ADNOC holds 60 per cent of the project, while Occidental holds the remaining equity.
Other upstream plans are taking shape too, both on the oil side and the gas side. The Shah project is the largest and most advanced, but other sour gas projects being put together in Abu Dhabi include the development of the Bab and Hail fields.
While the emirate has been busy raising gas production to meet local needs, it continues to be a reliable gas exporter too. Another ADNOC unit, Abu Dhabi Gas Liquefaction Company Limited (ADGAS), was the first liquefied natural gas (LNG) export company to be established in the MENA region.
On the oil side, the greatest test facing investors in Abu Dhabi is the shake-up of the onshore concession agreements with ADNOC that have been in place for many years.
International heavyweights such as ExxonMobil, BP, Shell, Total and Portugal’s Partex are key shareholders in the industry, enjoying output from Abu Dhabi’s main onshore fields, under concession agreements that the companies or their forebears have held since 1939.
ADNOC became a partner in the 1970s, forming ADCO, which holds the rights to six main deposits through to 2014, when new deals will be put in place. ADNOC holds 60 per cent, with the foreign partners collectively holding the balance. There is intense competition for a share of these blocks.
The existing foreign partners as well as other producers may participate in bidding for Abu Dhabi’s 1.4mn bpd onshore oil rights as the current contracts expire. The shake up is however expected to result in applications from new investors including large companies from China and India, among others, and change looks to be coming.
Rex Tillerson, the head of ExxonMobil, has acknowledged that he expected Abu Dhabi to alter the terms for the Gulf emirate’s main oil producing concessions when the current agreements expire.
Abu Dhabi holds more than 90 per cent of the crude oil in the UAE, one of the few Middle Eastern states that allow foreign companies to explore for and produce oil within its borders.
Downstream, ADNOC also continues to pour investment into new facilities and in raising the bar in terms of technology and product sophistication. This will put it in a better position to provide more advanced fuels for demanding markets such as western Europe.
The company is looking to offer cleaner diesel for export through its 2013 term contract, making it the first Middle Eastern producer to export ultra-low sulphur diesel outside the region on a term basis, with most of the shipments expected to go to
Europe. While ADNOC has been able to meet summer diesel specifications in Europe, it aims to meet winter specifications by mid-2013.
ADNOC’s plan for regular shipments comes as Europe faces a growing shortfall of diesel and jet fuel because of lower refinery use rates.

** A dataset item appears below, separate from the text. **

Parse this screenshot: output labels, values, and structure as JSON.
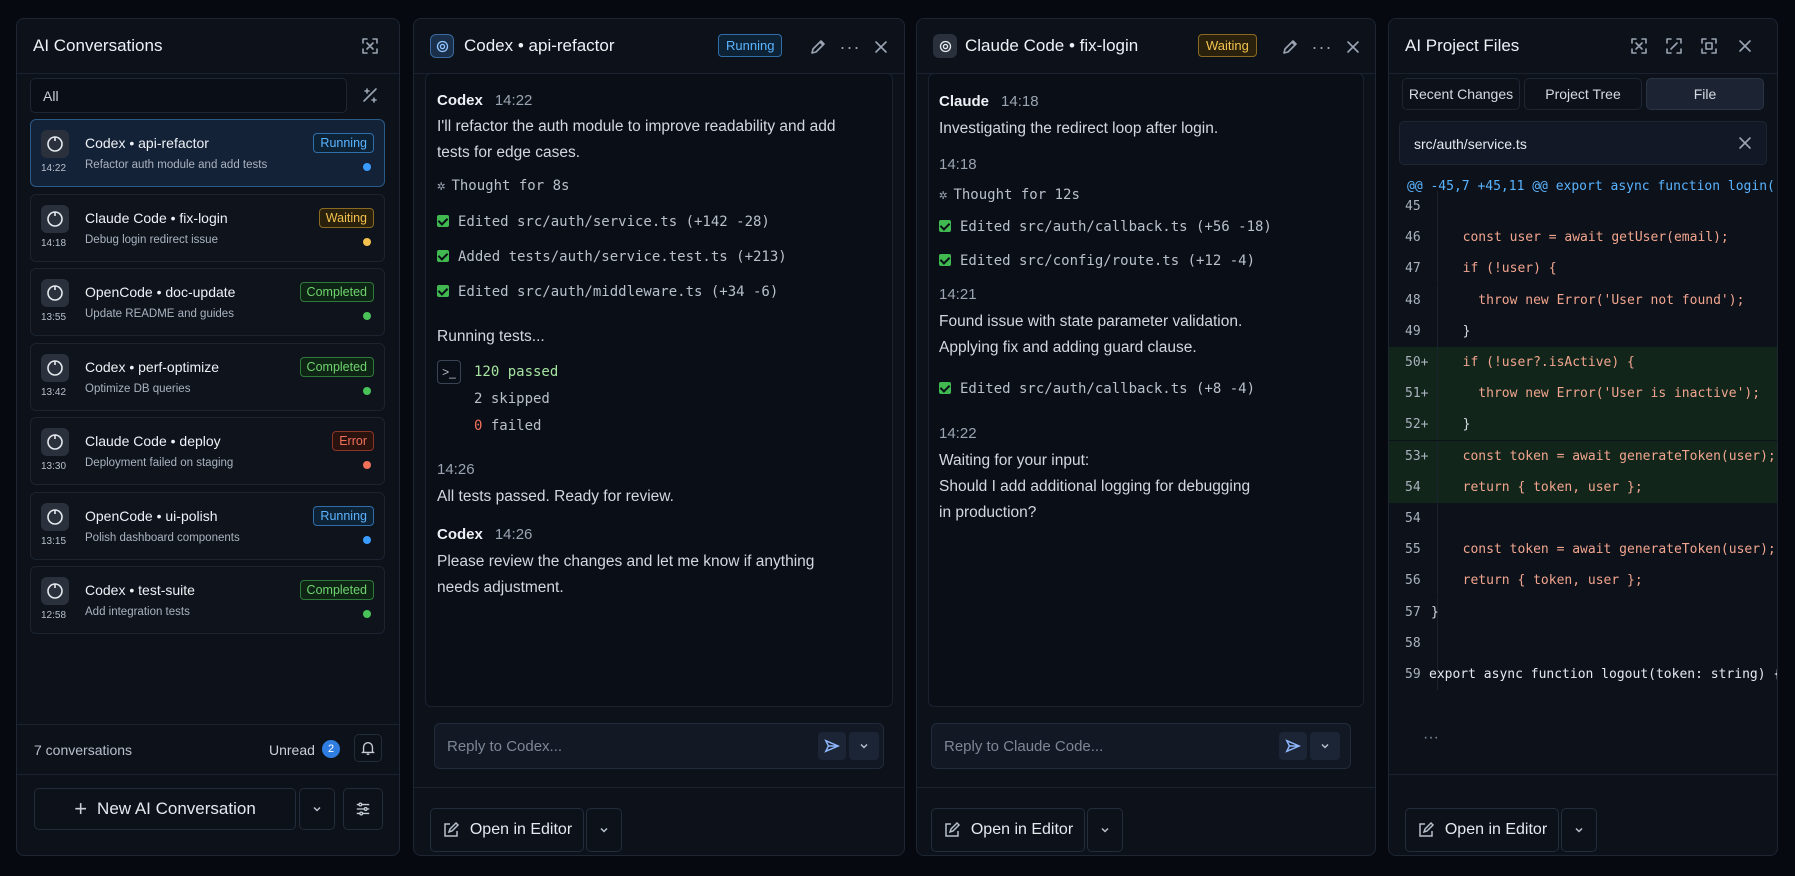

The Abu Dhabi company plans to offer diesel cargoes with 10 parts-per-million (ppm) sulphur to export customers for term contracts in 2013. It has been offering the cleaner diesel fuel for exports in the spot market since late June 2012. ADNOC had term contracts to export about 600,000 tonnes of gas oil a year with a higher sulphur content of 5,000 ppm until the end of 2011.
It has also taken a more proactive role in the retail market, with ADNOC’s distribution arm taking over fuel stations that were run by fuel retailer Emarat in every emirate in the UAE except for Dubai, according to state news agency WAM.
The move, by ADNOC Distribution, comes as three of the country’s four retailers - Dubai government-owned Emirates National Oil Co (ENOC), Emirates
Petroleum Products Co. and federally owned Emarat - grapple with losses due to fuel price caps and higher gas prices.
ADNOC’s large crude oil fields allow it to keep petrol stations going even with fuel prices set at less than US$0.50 a litre. But it is not just about sitting on top of the resources. ADNOC has shown itself adept at managing change and growing with the times. In uncertain oil markets, those are great skills to have.